EXERCISE GOAL :: When a line below contains the word "楔形方向", copy that line.

——

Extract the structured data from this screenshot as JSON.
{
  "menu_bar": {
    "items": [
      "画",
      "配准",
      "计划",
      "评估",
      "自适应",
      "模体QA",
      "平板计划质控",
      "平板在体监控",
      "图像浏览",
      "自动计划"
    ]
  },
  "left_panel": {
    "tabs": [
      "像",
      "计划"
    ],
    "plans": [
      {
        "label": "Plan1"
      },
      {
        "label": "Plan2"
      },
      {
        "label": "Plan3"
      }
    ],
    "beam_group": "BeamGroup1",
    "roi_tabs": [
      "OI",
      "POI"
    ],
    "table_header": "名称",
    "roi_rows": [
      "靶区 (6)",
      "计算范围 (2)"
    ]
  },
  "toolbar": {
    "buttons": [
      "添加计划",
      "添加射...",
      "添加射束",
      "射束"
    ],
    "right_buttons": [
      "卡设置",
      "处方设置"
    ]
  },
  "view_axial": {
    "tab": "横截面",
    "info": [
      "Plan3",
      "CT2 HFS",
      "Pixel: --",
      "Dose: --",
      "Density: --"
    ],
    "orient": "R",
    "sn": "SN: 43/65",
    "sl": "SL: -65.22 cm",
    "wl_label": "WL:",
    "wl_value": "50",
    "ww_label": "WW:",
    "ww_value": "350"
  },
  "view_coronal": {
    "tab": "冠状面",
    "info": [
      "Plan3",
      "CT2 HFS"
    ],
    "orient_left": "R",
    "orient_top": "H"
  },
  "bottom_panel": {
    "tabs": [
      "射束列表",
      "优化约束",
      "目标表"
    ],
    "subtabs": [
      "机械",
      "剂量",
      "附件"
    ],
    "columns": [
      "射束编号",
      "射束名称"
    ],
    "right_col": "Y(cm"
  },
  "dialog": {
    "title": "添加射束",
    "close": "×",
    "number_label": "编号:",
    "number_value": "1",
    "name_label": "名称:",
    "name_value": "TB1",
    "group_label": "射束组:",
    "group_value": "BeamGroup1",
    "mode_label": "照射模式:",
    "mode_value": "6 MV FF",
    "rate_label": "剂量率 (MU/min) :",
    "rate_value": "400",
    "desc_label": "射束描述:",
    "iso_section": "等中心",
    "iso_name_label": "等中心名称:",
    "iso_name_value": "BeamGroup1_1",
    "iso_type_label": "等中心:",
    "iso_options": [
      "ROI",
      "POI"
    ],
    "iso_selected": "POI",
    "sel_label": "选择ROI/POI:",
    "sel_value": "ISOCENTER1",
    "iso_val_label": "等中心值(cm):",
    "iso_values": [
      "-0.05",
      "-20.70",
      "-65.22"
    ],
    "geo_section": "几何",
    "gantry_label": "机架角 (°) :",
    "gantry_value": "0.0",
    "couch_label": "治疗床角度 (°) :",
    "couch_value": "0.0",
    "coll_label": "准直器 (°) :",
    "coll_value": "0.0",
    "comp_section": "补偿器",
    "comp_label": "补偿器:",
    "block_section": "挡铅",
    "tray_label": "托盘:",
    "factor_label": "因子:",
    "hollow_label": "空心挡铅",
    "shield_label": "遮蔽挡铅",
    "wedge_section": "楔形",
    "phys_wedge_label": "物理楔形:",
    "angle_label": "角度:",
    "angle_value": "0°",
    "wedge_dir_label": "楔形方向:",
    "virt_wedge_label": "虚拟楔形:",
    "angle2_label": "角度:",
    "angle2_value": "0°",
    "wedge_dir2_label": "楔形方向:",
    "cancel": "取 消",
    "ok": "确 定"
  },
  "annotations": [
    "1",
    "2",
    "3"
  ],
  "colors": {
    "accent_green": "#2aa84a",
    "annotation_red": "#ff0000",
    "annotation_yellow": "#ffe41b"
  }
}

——

OUTPUT OF THE TASK ::
    "wedge_dir_label": "楔形方向:",
    "wedge_dir2_label": "楔形方向:",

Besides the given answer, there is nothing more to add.